On February 5th, the Mercedes-Benz G-Class (or G-Wagen, short for Geländewagen, or cross-country vehicle) turns 30. And, incredibly, it sits on its original chassis and retains many of the same stampings for frame and body pieces. This is a vehicle that has not only withstood the test of time, but has resolutely refused to abandon its time-tested solid axles front and rear, bricklike aerodynamics, and utilitarian Jeep-like form. And for good reason.
When you invest large sums in intelligent engineering, the resulting product often contains so much goodness that only system upgrades and freshening are needed to keep the design relevant. And when you hang it all on a chassis as robust as the G-class, longevity and durability manifest for decades to come.
Mercedes-Benz G-Class lineup
Originally, development of the G-wagen began in 1972 under a joint venture between Daimler-Benz and Steyr-Daimler-Puch. Design and development took place in the Austrian city of Graz, and in '75 the decision was made to launch the vehicle and build it in Graz. To date, the G is assembled in Graz, largely by hand even in this day of roboticized mass production. This makes it a rarity, a very expensive purchase, and a stalwart rig that will likely last the lifetime of its owner.
But the G has progressed far beyond the humble original which lacked air-conditioning, an automatic transmission, and was powered in base models by a lowly 72-hp engine. Interior accoutrements, instrument panels, and infotainment features including a nav system have been modernized through the years, as have safety features. A torquey diesel can be had (though not for U.S. duty), and engine options are topped off by the mighty 5.5-liter supercharged AMG V-8 that seethes with 507 hp and roars a delicious tune out of quad exhaust pipes, two on each side just ahead of the rear wheels.
Mercedes-Benz G-Class police vehicle
Around the world, the remarkably versatile G-wagen platform does duty: a luxury boulevardier with bling, bass, and bravado on the streets of Beverly Hills; an ambulance for the Norwegian Army; a firefighting vehicle in Serbia that patrols the Ground Safety Zone on administrative line with Serbia; a reconnaisance vehicle in Afghanistan for the U.S. Marine Corps.
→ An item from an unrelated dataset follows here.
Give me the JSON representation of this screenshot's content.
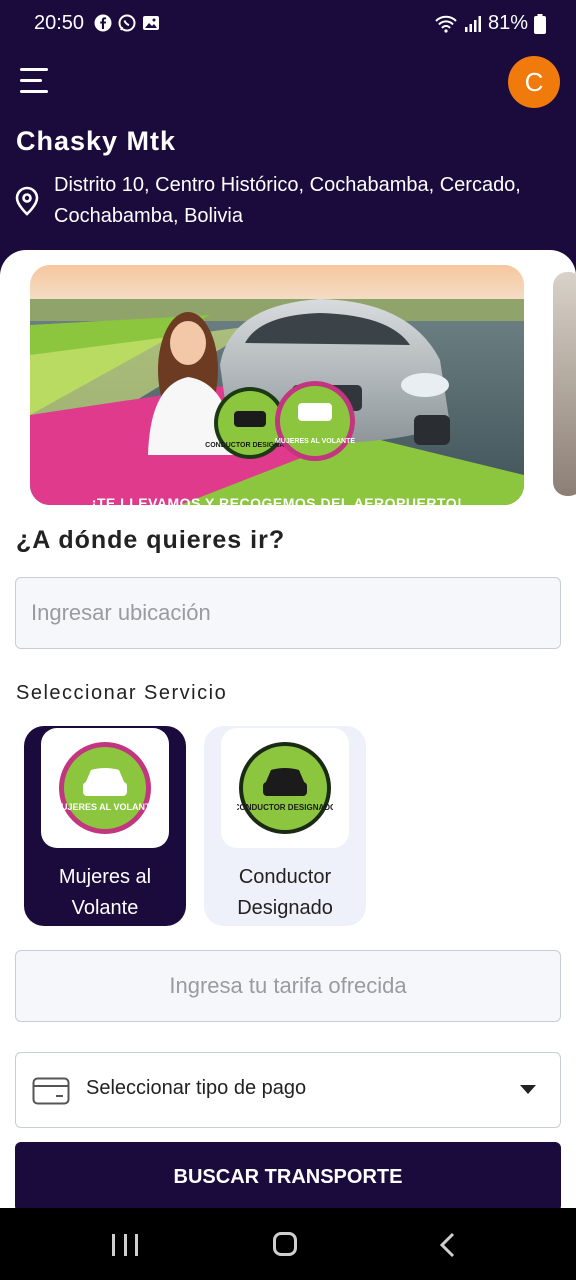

A convertible short-wheelbase G-class was even converted for use by the Vatican as a Pope-mobile.
Years ago I clambered into the upright helm of of G500, departed Los Angeles, and drove straight to Death Valley. Initially annoyed that I would be driving what looked like an unwieldy, massive beast, I soon warmed to its tank-like solidity, surprising on-road comfort, effortless V-8 thrust, and easy 100+ mph cruising on deserted desert highways (I had no option but to keep up with my speed-crazed automotive journalist superiors lest I risk relentless teasing and harassment).
Mercedes-Benz G-Class suspension articulation
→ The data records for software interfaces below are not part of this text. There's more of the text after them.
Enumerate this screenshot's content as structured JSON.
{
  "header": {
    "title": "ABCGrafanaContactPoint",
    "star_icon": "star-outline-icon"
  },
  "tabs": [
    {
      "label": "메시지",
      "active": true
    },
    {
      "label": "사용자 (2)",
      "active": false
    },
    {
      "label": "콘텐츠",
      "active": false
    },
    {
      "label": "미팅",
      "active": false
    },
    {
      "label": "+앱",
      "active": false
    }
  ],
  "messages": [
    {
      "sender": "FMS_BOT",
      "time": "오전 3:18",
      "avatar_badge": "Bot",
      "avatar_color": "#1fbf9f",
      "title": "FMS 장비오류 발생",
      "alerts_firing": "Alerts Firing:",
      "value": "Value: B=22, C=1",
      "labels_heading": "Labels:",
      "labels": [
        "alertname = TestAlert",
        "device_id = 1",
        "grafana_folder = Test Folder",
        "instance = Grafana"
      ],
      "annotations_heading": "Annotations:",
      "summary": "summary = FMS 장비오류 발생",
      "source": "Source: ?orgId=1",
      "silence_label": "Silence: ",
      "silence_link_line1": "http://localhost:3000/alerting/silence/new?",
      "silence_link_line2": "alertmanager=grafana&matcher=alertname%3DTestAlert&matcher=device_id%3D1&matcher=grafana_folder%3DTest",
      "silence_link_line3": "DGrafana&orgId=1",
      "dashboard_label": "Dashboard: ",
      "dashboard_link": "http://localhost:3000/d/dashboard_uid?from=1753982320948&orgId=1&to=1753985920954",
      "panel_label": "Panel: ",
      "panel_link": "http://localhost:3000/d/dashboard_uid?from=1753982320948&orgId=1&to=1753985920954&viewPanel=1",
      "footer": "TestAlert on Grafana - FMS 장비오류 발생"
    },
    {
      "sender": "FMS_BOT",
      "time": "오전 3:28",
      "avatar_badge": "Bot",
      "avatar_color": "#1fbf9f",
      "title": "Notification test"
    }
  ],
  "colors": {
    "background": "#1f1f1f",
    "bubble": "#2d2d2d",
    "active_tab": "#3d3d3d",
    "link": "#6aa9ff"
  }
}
In the desert, I was awed by its unstoppable nature. Permanent all-wheel drive, an electronically controlled 4ETS traction system, ESP, a dedicated low-range set of gearing, plus three driver-selectable differential locks made the G500 the mountain goat of our SUV caravan. With gradeability of up to 80 percent, directional stability on lateral slopes of up to 54 percent, 8.27 inches of ground clearance, a 36-degree angle of approach and a 27-degree angle of departure, even our most intrepid off-roaders didn't have the guts to push this rig to its limits.
Mercedes-Benz G55 AMG
I am a dedicated diesel fan, a supporter of uber-high mpg cars like VW's 70-mpg plus diesel Lupo, and I'm glad to see vehicles like Chevrolet's E-REV 2011 Volt and Ford's new series of EcoBoost engines taking automotive fuel efficiency to new heights. But I confess a burning desire to park a black on black G55 AMG in my driveway someday. I'd laugh maniacally while blasting past eerily silent electric vehicles, the basso profundo from the side-exit quad pipes rattling windows and nerves. Yeah, we only gave this hulk a 7.4 out of 10 in our review, but automotive lust often flies in the face of reason. Alas, by the time (if ever) I'm able to finance a G55, such gross consumption will probably be illegal in the U.S.